----- Input records -----

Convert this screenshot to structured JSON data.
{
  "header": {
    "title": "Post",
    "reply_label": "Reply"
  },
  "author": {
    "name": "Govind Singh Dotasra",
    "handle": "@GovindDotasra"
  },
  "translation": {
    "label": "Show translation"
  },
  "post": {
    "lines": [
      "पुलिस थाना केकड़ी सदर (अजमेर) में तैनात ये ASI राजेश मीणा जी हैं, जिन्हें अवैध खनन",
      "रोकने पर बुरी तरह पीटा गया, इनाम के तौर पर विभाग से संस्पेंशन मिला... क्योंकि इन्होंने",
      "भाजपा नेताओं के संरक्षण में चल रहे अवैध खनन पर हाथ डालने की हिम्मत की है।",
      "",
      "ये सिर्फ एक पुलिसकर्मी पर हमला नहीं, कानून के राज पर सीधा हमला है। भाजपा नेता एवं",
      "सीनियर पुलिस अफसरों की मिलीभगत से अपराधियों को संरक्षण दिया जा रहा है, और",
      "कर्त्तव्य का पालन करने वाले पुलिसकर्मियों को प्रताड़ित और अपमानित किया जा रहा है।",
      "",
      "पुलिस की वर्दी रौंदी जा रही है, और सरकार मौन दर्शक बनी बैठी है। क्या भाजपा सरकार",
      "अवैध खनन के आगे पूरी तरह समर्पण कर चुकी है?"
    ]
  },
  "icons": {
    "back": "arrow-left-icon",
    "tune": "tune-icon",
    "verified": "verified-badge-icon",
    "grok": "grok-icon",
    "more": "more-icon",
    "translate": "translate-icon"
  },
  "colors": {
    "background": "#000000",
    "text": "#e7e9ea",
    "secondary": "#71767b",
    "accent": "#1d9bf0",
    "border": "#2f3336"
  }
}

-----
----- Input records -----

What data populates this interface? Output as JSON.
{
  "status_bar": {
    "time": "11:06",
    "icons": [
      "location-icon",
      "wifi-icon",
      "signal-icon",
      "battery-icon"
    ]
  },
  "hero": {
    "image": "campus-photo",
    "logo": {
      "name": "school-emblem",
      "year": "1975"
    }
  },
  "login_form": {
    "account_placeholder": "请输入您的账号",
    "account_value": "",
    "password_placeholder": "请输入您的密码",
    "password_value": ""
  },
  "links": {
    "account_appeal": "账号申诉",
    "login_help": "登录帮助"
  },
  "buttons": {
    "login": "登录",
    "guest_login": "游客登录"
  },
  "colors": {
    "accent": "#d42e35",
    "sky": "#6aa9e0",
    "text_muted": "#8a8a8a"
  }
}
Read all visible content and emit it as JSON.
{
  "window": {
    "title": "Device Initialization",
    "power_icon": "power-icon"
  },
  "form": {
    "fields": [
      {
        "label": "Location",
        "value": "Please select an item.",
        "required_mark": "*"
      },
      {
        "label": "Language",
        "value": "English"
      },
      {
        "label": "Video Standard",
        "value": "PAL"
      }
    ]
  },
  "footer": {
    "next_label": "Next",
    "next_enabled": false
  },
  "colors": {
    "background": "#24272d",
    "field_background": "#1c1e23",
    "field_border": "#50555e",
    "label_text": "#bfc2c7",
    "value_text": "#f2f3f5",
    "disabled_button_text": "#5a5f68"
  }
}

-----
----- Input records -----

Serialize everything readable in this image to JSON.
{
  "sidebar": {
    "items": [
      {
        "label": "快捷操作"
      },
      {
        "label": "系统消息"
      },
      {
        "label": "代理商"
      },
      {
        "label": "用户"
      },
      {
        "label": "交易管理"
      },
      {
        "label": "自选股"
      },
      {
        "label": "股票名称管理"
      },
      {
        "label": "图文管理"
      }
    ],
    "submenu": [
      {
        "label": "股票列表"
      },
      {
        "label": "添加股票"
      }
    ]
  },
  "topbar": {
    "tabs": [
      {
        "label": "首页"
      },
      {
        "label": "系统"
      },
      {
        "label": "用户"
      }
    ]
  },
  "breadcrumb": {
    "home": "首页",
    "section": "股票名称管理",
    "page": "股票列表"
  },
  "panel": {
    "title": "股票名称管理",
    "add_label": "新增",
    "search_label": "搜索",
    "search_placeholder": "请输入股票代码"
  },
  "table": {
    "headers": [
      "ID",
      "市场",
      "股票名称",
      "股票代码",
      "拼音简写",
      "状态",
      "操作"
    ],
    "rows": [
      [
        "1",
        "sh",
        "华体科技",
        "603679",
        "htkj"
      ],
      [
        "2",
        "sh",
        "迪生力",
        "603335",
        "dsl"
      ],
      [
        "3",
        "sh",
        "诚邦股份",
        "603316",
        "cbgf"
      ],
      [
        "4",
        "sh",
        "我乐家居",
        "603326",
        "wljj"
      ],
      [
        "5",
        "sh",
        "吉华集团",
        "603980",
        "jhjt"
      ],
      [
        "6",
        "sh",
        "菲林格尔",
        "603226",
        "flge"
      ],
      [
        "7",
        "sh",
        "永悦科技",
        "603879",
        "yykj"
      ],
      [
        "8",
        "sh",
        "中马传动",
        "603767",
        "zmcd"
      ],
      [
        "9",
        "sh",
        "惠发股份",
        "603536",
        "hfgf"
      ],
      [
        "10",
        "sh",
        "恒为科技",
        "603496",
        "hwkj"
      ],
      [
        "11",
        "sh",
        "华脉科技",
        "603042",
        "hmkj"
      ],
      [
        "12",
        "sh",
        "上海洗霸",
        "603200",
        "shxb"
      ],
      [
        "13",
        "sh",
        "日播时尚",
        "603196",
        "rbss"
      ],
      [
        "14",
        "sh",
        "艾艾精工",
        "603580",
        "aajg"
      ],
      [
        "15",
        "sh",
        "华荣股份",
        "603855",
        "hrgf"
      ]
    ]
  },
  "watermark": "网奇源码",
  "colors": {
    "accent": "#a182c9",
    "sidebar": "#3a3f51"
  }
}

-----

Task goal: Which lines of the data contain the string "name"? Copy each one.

Task solution:
    "name": "Govind Singh Dotasra",
      "name": "school-emblem",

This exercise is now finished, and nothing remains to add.